Just over a week ago, former CIA operative and Republican staffer Evan McMullin announced his bid as an independent candidate for president. A few days later, he hosted an official campaign kick-off (reported on by Ricochet member @thebeardofavon). Since then, there’s been a bunch of interviews — including the one below on Bret Baier’s show, in which I found him impressive — and a few disappointments, but there’s reason to watch closely for at least another week or two.
The biggest loss for McMullin so far is that he’s now missed the filing deadlines in an incredible 33 states (remind me never to ask Bill Kristol to organize a party). In contrast, the Libertarian Party’s leadership has — between stripteases — managed to get Gary Johnson on at least 39 ballots (40 if Ohio comes through) and is on track for at least a few more. According to Ballotpedia, the following states remain open to McMullin through traditional means:
|Montana||5% of the [votes cast for the last] successful candidate for governor in the last election, or 5,000, whichever is less||5,000||8/17/2016||3|
|Tennessee||25 votes per state elector (275 total)||275||8/18/2016||11|
|Iowa||1,500 eligible voters from at least 10 of the state’s counties||1,500||8/19/2016||6|
|Virginia||5,000 registered voters, with at least 200 from each congressional district||5,000||8/26/2016||13|
|Wyoming||2% of the total number of votes cast for United States Representative in the most recent general election||3,302||8/30/2016||3|
|Oregon||1% of the total votes cast in the last general election for president||17,893||8/30/2016||7|
|Arizona||3% of all registered voters who are not affiliated with a qualified political party||36,000||9/9/2016||11|
The numbers actually might be slightly better than that, in that McMullin is reaching out to several minor parties and attempting to become their nominee (this may work in Minnesota). McMullin also thinks he might be able to successfully challenge some of the ballot deadlines in court; I don’t know anything about federal election law, but the schedule seems tight with less than 90 days to go until the election.
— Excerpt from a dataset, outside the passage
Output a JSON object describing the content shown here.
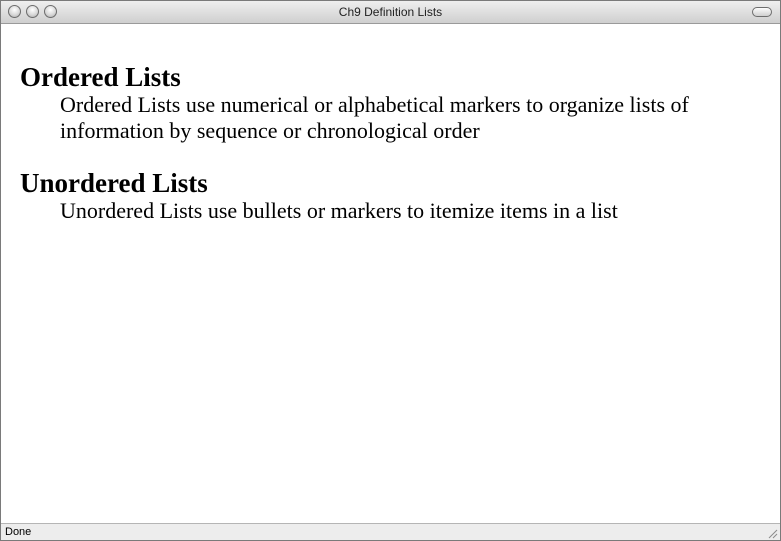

The good news for McMullin is that he’s already on the ballot in the one state he has the best chance of playing spoiler and (conceivably) winning: Utah. (He’s also on the ballot in Colorado). As has been widely reported, Utah — normally the reddest of Red States — is looking bad for Donald Trump, who is polling under 40 percent there, apparently because Trump is to many Mormons what garlic is to undead Carpathian nobility. And conventional wisdom is that Trump needs Utah’s six electoral votes to beat Clinton.
McMullin is a Mormon, a graduate of Brigham Young University, and has headquartered his campaign in Salt Lake City. Moreover, it seems at least possible (verging on probable) that he will gain the endorsements of Mitt Romney and Senator Mike Lee, two of Trump’s biggest critics. If Romney and/or Lee endorse McMullin — perhaps along with Senator Ted Cruz, who won there — it would be extremely difficult for Trump to carry the state and, with it, the election.
2016 certainly isn’t a dull year.Published in